* Activity *
Wherever "order" turns up in the entries, copy out the line that holds it.

* Source material *
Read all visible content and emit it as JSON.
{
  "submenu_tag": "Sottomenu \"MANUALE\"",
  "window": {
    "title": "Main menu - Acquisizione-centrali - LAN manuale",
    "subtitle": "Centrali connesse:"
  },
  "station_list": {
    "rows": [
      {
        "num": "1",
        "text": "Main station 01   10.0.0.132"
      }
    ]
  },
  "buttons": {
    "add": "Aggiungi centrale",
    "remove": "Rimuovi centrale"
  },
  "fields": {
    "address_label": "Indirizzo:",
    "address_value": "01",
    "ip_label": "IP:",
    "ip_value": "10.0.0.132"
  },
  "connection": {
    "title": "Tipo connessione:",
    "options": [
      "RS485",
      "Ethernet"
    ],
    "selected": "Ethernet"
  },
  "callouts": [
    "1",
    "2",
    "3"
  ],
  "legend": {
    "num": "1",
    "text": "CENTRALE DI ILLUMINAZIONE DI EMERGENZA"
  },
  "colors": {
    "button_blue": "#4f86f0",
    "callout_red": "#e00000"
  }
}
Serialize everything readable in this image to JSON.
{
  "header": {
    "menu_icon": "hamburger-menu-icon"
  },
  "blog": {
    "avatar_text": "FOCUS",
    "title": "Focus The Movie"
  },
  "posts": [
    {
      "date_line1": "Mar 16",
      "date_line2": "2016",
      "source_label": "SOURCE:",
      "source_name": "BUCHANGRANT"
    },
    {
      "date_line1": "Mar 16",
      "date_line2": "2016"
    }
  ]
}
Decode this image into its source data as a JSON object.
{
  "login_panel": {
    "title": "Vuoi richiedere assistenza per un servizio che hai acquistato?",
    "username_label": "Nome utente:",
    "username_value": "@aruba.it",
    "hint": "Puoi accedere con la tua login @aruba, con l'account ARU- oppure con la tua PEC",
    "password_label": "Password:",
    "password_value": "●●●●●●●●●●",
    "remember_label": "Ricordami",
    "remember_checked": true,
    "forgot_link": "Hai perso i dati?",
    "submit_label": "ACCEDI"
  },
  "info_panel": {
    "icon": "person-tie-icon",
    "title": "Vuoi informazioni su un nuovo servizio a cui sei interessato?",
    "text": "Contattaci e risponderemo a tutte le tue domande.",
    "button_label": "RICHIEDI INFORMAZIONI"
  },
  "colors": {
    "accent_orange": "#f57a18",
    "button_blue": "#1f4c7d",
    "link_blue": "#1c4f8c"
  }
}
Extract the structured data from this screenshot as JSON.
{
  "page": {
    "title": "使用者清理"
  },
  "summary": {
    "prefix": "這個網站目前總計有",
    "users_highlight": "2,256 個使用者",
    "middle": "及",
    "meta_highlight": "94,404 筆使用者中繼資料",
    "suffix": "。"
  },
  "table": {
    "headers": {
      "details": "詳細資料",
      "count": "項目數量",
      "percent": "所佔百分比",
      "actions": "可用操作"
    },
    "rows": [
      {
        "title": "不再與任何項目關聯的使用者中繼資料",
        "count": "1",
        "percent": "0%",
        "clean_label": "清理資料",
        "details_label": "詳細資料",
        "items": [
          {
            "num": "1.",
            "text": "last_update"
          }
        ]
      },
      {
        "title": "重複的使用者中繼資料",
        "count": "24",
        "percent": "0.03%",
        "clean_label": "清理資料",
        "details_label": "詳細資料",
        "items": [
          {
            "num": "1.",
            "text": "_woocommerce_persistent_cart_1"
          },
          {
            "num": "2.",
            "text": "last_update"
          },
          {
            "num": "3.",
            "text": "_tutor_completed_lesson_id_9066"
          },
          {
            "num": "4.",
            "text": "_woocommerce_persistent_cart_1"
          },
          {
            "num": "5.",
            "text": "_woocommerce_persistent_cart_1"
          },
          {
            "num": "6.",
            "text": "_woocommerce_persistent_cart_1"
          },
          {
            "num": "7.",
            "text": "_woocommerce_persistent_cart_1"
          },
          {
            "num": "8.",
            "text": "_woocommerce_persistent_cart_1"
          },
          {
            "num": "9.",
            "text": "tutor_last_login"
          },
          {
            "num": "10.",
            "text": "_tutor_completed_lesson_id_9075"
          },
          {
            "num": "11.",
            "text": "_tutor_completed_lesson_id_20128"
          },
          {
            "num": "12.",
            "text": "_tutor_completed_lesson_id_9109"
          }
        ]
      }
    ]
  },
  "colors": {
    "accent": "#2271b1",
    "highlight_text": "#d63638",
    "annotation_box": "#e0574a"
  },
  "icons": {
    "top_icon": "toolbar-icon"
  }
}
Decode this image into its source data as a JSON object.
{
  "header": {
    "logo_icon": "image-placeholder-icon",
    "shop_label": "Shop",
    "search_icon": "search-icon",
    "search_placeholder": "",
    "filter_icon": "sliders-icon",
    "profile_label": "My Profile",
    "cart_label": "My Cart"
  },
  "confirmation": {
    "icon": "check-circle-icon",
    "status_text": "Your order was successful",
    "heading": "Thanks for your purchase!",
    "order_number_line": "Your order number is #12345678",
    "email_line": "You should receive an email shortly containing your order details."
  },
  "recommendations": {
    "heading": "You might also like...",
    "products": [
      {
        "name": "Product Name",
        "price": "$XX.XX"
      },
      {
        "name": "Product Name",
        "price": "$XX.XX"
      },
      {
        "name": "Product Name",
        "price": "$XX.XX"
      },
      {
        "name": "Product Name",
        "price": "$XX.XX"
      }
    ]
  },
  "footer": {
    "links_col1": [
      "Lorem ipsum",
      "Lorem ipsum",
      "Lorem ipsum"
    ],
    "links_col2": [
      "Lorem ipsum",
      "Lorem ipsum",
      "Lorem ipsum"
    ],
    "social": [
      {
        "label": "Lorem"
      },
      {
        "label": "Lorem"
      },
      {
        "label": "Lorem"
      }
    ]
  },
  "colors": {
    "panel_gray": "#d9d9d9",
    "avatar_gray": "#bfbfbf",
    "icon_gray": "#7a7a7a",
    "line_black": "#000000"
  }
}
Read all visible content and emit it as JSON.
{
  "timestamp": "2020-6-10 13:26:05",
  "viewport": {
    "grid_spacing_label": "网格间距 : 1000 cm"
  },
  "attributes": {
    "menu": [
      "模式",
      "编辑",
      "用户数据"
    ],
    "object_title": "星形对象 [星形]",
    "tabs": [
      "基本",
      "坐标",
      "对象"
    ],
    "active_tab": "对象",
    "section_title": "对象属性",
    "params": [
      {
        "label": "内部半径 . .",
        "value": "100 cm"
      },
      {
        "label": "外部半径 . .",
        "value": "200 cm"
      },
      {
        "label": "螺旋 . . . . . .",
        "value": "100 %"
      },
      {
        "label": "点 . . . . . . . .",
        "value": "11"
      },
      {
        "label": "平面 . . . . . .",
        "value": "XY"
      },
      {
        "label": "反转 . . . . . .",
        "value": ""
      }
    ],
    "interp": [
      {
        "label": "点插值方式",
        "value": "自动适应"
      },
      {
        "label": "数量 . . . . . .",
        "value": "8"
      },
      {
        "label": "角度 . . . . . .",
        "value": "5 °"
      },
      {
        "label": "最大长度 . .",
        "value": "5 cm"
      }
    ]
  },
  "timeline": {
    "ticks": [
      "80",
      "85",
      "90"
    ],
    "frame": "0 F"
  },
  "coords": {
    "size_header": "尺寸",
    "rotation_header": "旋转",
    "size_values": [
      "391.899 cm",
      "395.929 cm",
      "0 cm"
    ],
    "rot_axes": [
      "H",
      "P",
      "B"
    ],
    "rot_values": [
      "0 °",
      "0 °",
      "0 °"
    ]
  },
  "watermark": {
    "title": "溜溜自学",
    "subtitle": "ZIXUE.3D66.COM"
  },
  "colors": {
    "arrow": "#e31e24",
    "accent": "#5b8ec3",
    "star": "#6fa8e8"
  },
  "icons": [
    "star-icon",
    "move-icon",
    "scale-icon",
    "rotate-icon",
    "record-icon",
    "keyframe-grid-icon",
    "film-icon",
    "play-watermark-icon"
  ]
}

* Solution to this problem *
    "status_text": "Your order was successful",
    "order_number_line": "Your order number is #12345678",
    "email_line": "You should receive an email shortly containing your order details."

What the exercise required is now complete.